Items from an interface collection
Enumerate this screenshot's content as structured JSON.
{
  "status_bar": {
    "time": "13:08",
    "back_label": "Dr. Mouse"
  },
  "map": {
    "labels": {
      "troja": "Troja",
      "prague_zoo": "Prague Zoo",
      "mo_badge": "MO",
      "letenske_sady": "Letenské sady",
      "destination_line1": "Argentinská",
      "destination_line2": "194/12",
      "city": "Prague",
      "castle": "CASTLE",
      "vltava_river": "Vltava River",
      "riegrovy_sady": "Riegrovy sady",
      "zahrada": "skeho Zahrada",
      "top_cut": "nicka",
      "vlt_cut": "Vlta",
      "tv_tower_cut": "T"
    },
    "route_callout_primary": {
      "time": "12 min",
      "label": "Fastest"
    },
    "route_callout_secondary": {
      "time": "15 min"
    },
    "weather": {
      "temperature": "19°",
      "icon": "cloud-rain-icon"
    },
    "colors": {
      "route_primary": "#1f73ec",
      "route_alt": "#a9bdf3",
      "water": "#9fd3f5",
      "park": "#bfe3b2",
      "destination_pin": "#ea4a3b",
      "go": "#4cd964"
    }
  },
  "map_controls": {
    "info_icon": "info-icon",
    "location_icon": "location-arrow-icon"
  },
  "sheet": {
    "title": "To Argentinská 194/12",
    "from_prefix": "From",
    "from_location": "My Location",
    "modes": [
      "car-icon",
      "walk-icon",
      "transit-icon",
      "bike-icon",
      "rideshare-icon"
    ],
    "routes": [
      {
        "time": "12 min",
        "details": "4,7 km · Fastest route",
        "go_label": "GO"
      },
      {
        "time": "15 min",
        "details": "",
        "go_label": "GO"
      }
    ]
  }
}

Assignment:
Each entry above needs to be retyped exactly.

Output:
Enumerate this screenshot's content as structured JSON.
{
  "status_bar": {
    "time": "13:08",
    "back_label": "Dr. Mouse"
  },
  "map": {
    "labels": {
      "troja": "Troja",
      "prague_zoo": "Prague Zoo",
      "mo_badge": "MO",
      "letenske_sady": "Letenské sady",
      "destination_line1": "Argentinská",
      "destination_line2": "194/12",
      "city": "Prague",
      "castle": "CASTLE",
      "vltava_river": "Vltava River",
      "riegrovy_sady": "Riegrovy sady",
      "zahrada": "skeho Zahrada",
      "top_cut": "nicka",
      "vlt_cut": "Vlta",
      "tv_tower_cut": "T"
    },
    "route_callout_primary": {
      "time": "12 min",
      "label": "Fastest"
    },
    "route_callout_secondary": {
      "time": "15 min"
    },
    "weather": {
      "temperature": "19°",
      "icon": "cloud-rain-icon"
    },
    "colors": {
      "route_primary": "#1f73ec",
      "route_alt": "#a9bdf3",
      "water": "#9fd3f5",
      "park": "#bfe3b2",
      "destination_pin": "#ea4a3b",
      "go": "#4cd964"
    }
  },
  "map_controls": {
    "info_icon": "info-icon",
    "location_icon": "location-arrow-icon"
  },
  "sheet": {
    "title": "To Argentinská 194/12",
    "from_prefix": "From",
    "from_location": "My Location",
    "modes": [
      "car-icon",
      "walk-icon",
      "transit-icon",
      "bike-icon",
      "rideshare-icon"
    ],
    "routes": [
      {
        "time": "12 min",
        "details": "4,7 km · Fastest route",
        "go_label": "GO"
      },
      {
        "time": "15 min",
        "details": "",
        "go_label": "GO"
      }
    ]
  }
}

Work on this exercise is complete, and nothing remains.